PROVIDENCE, R.I. (WPRI) — No-knock warrants have fallen under scrutiny following the death of Breonna Taylor in Louisville this past March.
The Louisville City Council voted to ban the use of no-knock warrants after Taylor was fatally shot by officers who raided her home in the middle of the night.
Taylor’s mother endorsed the bill, saying, “that’s all she wanted to do was save lives, so with this law, she’ll be able to do that,” referencing the fact her daughter was an EMT.
No-knock warrants are used to prevent the destruction of evidence and for the safety of police officers, according to Eyewitness News Law Enforcement Analyst Steven O’Donnell. They must also be signed off on by a judge.
“I think there has to be a balance, a dialogue, talking about it and really vetting out…just throwing it across the board shouldn’t happen,” O’Donnell said. “You have to educate, you have to legislate. That should be brought before a legislative body to look at and let them make that decision.”
The Rhode Island Senate is meeting on Monday to discuss the creation of a task force that will examine the officer’s bill of rights, which was established to protect officers accused of misconduct.
Rep. Anastasia Williams, D-Providence, said she is also working on legislation that would make changes to the officer’s bill of rights, including the ban on no-knock warrants.
“Policemen should have rights to due process like anyone else in the country, but there is no question the bill of rights needs some tweaking,” O’Donnell said.

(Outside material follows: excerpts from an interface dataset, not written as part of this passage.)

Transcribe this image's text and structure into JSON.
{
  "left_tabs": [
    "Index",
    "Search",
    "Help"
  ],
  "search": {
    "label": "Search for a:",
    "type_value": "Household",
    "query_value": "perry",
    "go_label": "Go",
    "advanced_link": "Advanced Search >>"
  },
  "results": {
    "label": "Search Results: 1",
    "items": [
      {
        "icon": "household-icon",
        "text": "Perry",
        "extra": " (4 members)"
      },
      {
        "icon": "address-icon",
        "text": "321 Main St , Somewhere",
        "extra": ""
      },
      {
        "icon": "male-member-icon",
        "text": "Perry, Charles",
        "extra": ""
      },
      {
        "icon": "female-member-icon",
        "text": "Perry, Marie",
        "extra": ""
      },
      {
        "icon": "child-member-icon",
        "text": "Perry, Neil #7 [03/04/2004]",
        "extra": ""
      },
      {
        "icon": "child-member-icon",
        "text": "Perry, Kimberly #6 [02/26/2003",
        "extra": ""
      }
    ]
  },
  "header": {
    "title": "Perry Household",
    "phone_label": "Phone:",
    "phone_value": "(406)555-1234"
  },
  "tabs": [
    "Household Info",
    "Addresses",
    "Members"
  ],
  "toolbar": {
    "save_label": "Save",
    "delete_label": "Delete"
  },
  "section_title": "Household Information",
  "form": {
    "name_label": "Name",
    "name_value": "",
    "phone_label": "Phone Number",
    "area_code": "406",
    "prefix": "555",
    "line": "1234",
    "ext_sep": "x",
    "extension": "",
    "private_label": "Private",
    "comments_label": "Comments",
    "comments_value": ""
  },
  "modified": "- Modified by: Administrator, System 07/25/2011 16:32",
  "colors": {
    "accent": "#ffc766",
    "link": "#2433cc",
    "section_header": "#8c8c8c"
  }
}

Massachusetts is the latest state to introduce a bill banning no-knock warrants.